An Litir Bheag 219
Bha Iain Dubh Leòdhasach, an Seòladair, ann an taigh nan robairean. Cha robh na robairean ann. Bha seòmar uaigneach anns an taigh. Dh’fhosgail Iain doras an t-seòmair. Chunnaic e boireannach bòidheach. Bha i crochte air a falt ris a’ mhullach. Bha coltas oirre gun robh i marbh. Ach cha robh. Dhùisg i. Dh’innis i do dh’Iain mar a thachair dhi. B’ i nighean Rìgh na Spàinne. Chaidh dithis de na robairean a ghlacadh aig Caisteal an Rìgh. Chuir an Rìgh gu bàs iad. Rinn na robairean eile dìoghaltas le bhith a’ glacadh nighean an Rìgh. Theich Iain agus an nighean. Ràinig iad bothan-àirigh airson na h-oidhche. Nuair a bha iad anns a’ bhothan, chuala iad guthan air an taobh a-muigh. Dh’fhosgail Iain an doras. Bha trì colainnean nan seasamh ann. Bha an cinn eadar an làmhan. “A dhaoine còire,” ars Iain, “dè tha sibh ag iarraidh?” “Is sinne,” fhreagair iad, “athair agus a dhithis mhac. Chaidh ar marbhadh anns a’ bhothan le robairean. Thiodhlaic iad sinn air cùl a’ bhothain. Ach cha do chuir iad gach ceann le a cholainn fhèin. Mar sin, chan eil fois againn.” Dh’iarr iad air Iain na cinn a chur anns an àite cheart. Rinn Iain sin. An ath latha, dh’fhàg Iain agus nighean an Rìgh am bothan. Ràinig iad baile-puirt. Stad iad an sin agus phòs iad. Bha iad sona agus soirbheachail. Latha a bha seo, thàinig long. Air bòrd bha ceannard cabhlach na Spàinne. Bha e a’ sireadh nighean an Rìgh. Gheall an Rìgh a nighean mar bhean do dh’fhear sam bith a lorgadh i. Sin agus leth a rìoghachd. Thàinig an ceannard gu taigh Iain Duibh. Bhruidhinn e ri Iain agus a bhean. Dh’aithnich e gum b’ ise nighean Rìgh na Spàinne. Ach cha tuirt e guth. Thug e cuireadh do dh’Iain is a bhean a dhol a-mach an ath latha, agus an long fhaicinn. Dè bha a’ dol a thachairt do dh’Iain Dubh? Cuiridh mi crìoch air an stòiridh an ath-sheachdain.
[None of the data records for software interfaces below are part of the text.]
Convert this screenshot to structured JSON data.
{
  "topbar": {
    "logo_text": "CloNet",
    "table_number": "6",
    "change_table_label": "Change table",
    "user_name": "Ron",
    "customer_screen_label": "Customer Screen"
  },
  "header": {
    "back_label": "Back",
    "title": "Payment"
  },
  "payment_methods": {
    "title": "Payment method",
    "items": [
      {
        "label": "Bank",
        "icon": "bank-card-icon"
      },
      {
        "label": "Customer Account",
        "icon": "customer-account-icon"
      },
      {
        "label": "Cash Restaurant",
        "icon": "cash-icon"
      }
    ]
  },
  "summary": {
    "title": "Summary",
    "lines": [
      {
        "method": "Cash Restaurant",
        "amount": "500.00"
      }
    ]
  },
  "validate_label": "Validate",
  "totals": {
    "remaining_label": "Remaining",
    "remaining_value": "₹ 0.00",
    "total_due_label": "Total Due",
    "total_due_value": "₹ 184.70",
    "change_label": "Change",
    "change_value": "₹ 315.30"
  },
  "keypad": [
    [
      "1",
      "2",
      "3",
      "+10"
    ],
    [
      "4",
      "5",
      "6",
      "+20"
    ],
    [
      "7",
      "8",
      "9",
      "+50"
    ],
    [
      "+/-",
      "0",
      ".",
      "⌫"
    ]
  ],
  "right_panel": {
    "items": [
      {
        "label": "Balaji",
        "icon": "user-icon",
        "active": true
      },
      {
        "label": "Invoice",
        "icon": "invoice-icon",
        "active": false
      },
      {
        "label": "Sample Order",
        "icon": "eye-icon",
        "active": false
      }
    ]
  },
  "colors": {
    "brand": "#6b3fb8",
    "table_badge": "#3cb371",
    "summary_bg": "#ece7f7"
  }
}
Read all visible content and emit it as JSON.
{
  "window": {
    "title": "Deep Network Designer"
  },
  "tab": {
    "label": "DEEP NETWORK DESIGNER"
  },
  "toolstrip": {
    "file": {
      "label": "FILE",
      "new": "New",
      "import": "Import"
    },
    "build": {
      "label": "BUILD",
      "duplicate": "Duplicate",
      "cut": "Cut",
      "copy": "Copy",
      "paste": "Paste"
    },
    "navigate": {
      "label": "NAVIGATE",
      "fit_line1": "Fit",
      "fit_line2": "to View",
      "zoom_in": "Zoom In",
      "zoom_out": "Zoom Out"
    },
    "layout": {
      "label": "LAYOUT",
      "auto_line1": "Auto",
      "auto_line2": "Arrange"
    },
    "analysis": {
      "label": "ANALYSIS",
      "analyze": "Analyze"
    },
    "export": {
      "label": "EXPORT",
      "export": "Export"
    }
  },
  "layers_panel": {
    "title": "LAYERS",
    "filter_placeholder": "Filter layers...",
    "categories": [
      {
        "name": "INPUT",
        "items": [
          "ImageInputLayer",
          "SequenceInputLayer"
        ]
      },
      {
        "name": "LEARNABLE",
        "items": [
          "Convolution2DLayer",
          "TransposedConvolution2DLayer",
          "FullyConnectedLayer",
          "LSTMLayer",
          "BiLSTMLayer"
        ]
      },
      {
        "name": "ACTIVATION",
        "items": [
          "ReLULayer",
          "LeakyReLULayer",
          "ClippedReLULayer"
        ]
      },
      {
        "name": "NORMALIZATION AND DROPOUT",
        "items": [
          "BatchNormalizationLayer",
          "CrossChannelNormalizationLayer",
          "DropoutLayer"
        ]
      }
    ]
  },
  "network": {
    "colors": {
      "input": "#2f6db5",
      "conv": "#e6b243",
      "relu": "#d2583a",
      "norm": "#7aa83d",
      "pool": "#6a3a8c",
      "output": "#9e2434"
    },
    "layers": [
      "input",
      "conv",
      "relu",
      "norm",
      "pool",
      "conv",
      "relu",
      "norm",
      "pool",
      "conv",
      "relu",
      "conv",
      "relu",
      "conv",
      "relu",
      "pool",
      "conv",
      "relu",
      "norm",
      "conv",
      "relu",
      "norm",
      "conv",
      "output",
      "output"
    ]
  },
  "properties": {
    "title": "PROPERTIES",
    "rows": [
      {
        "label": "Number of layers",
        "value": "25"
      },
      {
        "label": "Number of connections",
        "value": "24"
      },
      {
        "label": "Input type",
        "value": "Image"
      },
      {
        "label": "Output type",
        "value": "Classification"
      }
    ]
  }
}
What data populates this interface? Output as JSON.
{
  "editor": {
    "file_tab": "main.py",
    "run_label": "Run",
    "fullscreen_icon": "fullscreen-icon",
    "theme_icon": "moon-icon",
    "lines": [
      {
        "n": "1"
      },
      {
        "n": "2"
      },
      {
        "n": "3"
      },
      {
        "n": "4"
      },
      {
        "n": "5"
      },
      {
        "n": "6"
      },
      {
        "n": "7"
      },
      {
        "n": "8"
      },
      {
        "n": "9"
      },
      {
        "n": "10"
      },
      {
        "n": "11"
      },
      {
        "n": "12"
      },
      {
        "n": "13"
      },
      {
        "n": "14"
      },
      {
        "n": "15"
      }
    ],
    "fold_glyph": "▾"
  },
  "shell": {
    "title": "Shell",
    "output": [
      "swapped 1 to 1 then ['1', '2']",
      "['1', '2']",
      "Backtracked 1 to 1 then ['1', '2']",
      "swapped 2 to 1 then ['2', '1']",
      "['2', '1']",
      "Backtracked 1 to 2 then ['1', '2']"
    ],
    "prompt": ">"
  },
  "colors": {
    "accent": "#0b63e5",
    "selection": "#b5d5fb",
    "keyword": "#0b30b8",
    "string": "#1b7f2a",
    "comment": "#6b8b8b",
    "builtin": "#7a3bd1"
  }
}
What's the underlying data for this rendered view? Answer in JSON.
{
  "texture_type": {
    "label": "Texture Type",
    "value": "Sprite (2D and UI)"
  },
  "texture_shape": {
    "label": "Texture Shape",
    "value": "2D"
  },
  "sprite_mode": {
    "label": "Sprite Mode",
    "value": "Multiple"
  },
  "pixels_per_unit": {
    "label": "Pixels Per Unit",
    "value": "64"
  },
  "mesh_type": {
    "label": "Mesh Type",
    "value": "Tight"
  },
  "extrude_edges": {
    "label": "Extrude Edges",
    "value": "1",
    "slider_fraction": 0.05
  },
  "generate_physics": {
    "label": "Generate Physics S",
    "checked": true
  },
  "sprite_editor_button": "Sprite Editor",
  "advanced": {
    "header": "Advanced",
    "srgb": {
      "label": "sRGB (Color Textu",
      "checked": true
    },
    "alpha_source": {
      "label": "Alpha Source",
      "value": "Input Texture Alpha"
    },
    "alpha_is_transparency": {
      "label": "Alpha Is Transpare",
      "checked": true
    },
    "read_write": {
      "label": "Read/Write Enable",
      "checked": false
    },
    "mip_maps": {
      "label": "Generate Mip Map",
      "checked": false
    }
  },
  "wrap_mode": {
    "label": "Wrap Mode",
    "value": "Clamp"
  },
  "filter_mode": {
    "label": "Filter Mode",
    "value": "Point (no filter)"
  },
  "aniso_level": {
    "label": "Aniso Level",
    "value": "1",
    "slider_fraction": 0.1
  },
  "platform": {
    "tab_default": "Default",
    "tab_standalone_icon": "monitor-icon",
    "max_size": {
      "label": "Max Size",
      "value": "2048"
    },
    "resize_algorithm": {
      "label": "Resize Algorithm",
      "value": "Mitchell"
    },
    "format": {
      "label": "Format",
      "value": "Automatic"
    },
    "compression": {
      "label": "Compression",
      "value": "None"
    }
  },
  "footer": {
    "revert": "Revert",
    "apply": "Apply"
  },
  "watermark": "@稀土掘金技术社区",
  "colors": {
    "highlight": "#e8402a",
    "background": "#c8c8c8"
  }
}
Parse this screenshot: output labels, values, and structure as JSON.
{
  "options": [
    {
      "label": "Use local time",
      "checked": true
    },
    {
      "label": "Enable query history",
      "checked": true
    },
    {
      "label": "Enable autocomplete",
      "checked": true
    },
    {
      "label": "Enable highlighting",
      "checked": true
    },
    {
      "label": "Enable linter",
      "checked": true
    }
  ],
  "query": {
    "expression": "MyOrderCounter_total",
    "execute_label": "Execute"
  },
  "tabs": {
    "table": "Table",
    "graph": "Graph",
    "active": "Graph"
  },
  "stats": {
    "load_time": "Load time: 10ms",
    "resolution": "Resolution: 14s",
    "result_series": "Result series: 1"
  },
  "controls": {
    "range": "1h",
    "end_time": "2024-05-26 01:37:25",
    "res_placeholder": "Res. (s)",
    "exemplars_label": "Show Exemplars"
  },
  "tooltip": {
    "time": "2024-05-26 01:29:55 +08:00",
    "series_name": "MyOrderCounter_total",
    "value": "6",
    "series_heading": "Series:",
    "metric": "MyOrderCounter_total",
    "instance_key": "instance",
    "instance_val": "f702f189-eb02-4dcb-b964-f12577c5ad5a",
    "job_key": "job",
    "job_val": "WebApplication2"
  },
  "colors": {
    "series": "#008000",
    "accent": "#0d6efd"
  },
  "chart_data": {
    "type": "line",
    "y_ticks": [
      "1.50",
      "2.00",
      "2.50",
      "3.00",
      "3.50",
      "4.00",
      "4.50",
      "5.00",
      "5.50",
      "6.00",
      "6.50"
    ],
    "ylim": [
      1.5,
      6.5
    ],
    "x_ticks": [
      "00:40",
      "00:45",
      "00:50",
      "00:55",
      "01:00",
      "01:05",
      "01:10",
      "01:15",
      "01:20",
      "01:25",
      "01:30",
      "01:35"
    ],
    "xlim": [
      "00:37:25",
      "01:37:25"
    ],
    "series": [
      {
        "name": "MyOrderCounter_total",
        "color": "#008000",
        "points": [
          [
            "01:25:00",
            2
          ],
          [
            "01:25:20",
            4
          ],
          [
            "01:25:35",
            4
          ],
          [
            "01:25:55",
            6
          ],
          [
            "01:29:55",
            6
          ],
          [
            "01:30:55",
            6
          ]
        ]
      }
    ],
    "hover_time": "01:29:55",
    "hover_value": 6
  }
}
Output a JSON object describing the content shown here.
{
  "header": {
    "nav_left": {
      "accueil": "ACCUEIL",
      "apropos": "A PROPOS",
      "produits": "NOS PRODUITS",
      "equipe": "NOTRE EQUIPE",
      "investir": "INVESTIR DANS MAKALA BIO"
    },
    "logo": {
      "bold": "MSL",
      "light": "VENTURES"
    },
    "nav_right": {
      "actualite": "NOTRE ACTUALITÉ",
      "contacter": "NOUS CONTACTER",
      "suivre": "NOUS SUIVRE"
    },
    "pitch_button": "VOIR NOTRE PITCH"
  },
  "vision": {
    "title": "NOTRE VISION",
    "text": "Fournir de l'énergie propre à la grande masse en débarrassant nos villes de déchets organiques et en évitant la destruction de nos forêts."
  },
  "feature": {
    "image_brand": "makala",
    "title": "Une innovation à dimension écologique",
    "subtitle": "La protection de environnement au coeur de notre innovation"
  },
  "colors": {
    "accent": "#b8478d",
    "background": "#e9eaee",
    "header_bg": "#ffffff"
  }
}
The Little Letter 219
Black-haired John of Lewis, the Sailor, was in the robbers’ house. The robbers weren’t there. There was a secret room in the house. John opened the door of the room. He saw a beautiful woman. She was hanging by her hair from the ceiling. She appeared to be dead. But she wasn’t. She awoke. She told John what had happened to her. She was the daughter of the King of Spàin. Two of the robbers were caught at the King’s Castle. The King had them killed. The other robbers took revenge by capturing the King’s daughter. John and the daughter left. They reached a shieling bothy for the night. When they were in the bothy, they heard voices outside. John opened the door. There were three bodies standing there. Their heads were between their hands. “Gentle-men,” said John, “what do you want?” “We are,” they replied, “a father and his two sons. We were killed in the bothy by robbers. They buried us behind the bothy. But they didn’t put each head with its own body. So, we don’t have peace.” They asked John to put the heads in the correct place. John did that. The next day, John and the King’s daughter left the bothy. They reached a port-town. They stopped there and they married. They were happy and successful. One day, a ship came. On board was the commander of the Spanish fleet. He was looking for the King’s daughter. The King [had] promised the hand of his daughter to any man who would find her. That and half his kingdom. The commander came to Black-haired John’s house. He spoke to John and his wife. He recognised that she was the daughter of the King of Spain. But he said nothing. He gave John and his wife an invitation to go out the next day to see the ship. What was going to happen to Black-haired John? I’ll finish the story next week.